The rest of Riley's roster is filled with players that could just as easily be featured in a D-League media guide with the possible exception of rookie guard Norris Cole, who has flashed an upside with impressive quickness.

"When you have guys that can dominate the game like those three (James, Wade and Bosh) can it doesn't allow other players to get into the flow of the game," former player and current analyst Greg Anthony said. "It's important that they figure out balance."

It's not like this is the first time three great players have toiled together. Magic had Kareem and James Worthy for a good part of his run in Hollywood but there was still room for borderline stars like Norm Nixon, Byron Scott and Michael Cooper.

Bird had Kevin McHale and Dennis Johnson among others and still worked in Robert Parish and Cornbread Maxwell when he was winning titles in Beantown.

The last championship team here in Philly was loaded with Moses Malone, Julius Erving and Andrew Toney along with borderline Hall of Famers Maurice Cheeks and Bobby Jones.

Keep it closer to this generation and understand San Antonio has three future Hall of Famers in Tim Duncan, Tony Parker and Manu Ginobili that all fit like a glove around solid role players.

"When you watch Miami, they play with arrogance," Anthony continued. "They feel like they can turn it on and off like a light switch and win a game whenever they want.

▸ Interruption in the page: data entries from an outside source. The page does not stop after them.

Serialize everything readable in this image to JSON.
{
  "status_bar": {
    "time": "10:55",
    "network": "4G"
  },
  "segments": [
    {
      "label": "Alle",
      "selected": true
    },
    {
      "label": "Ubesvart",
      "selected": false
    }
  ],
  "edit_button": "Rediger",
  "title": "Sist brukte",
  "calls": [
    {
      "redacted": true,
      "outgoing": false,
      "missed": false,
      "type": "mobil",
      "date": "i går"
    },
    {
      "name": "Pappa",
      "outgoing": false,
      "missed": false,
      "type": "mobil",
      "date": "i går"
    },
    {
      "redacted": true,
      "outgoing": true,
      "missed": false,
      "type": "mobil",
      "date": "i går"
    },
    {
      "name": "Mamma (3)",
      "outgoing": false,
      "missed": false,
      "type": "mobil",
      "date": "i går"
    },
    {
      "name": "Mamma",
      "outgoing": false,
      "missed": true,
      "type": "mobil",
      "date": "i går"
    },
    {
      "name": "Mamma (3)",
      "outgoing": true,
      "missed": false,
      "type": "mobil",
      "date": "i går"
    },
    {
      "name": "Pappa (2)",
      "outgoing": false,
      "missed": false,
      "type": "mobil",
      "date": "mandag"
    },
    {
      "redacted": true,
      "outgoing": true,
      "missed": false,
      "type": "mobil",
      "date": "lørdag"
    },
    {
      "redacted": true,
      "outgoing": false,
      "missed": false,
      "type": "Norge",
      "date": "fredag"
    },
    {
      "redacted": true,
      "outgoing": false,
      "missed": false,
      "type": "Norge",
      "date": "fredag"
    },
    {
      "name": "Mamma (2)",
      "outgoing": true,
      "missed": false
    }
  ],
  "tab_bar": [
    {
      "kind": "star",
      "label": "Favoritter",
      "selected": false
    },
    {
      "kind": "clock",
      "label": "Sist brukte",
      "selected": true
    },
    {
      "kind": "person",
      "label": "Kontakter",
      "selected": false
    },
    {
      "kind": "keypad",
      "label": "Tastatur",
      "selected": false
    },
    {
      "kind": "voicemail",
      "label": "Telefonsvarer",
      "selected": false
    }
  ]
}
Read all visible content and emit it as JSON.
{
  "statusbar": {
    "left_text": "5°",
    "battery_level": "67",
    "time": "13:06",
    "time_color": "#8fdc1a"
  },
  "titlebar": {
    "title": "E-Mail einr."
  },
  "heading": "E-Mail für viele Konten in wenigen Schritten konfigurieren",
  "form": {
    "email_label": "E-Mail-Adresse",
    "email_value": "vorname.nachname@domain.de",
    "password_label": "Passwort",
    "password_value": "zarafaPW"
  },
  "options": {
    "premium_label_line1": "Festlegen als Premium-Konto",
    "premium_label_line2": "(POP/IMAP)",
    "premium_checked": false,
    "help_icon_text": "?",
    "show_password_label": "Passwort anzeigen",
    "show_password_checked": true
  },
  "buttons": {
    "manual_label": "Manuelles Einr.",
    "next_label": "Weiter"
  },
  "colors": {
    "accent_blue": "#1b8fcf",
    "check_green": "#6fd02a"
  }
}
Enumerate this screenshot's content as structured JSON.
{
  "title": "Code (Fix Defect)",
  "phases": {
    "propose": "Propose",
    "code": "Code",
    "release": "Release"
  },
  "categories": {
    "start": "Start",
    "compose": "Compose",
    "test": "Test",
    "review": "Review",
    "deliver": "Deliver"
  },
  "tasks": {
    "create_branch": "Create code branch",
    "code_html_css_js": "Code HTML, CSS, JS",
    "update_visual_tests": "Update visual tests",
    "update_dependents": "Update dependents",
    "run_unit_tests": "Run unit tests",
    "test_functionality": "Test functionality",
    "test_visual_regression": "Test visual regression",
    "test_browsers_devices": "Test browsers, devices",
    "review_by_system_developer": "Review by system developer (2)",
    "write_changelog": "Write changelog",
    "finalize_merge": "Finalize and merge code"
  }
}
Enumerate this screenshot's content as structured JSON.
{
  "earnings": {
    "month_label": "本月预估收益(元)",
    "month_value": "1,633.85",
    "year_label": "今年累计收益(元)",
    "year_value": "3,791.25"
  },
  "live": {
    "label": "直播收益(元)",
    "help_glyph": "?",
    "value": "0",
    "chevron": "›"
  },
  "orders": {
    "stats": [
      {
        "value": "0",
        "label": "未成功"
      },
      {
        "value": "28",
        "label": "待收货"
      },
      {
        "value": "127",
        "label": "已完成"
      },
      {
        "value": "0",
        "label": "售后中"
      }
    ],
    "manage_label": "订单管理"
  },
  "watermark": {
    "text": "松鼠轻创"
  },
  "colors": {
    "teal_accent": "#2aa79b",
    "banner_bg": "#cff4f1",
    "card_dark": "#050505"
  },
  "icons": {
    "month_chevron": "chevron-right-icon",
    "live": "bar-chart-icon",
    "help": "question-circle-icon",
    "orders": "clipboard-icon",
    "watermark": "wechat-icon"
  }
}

That lack of intensity is one of the reasons why, at times, they struggle."

On Friday, they were able to turn it on. With the game deadlocked at 61 late in the third quarter, Thaddeus Young blew a bunny at the basket and James decided that it was time to take over. First he drilled a 20-foot step back jumper and followed that with a man's offensive rebound and a finger roll to end the third quarter scoring

Less than nine minutes later Philadelphia was down by 23 and looking for the locomotive that just ran them down.

You saw that arrogance bite the Heat, however, 48 hours earlier in Milwaukee when Miami raced out to a 40-23 lead after the opening 12 minutes. James made 8-of-9 shots from the floor in the first quarter of that one, including going 3-for-3 from beyond the arc as the Heat shot 82.4 percent in the opening frame and made all five of their three-pointers.

Satiated, the Heat took their foot off the gas and Brandon Jennings came back to bite them. In fact, it got so bad that Miami didn't get any closer than eight points over the final 4 1/2 minutes of regulation.

The Heat are a good, at times great team, but they're also a flawed bunch that leaves the door ajar for a host of other NBA contenders.

Friday they were at the best with LeBron running the show next to Wade with Bosh alongside Miller and Haslem up front.

"It's been a long time coming." James said when talking about that lineup. "We've played that lineup a few times in the postseason last year but it wasn't healthy. It's great to have that lineup out there now that we're healthy, and me and D-Wade are able to handle the ball.

"That's what it's about, just camaraderie and teamwork."

If only it were about that every night.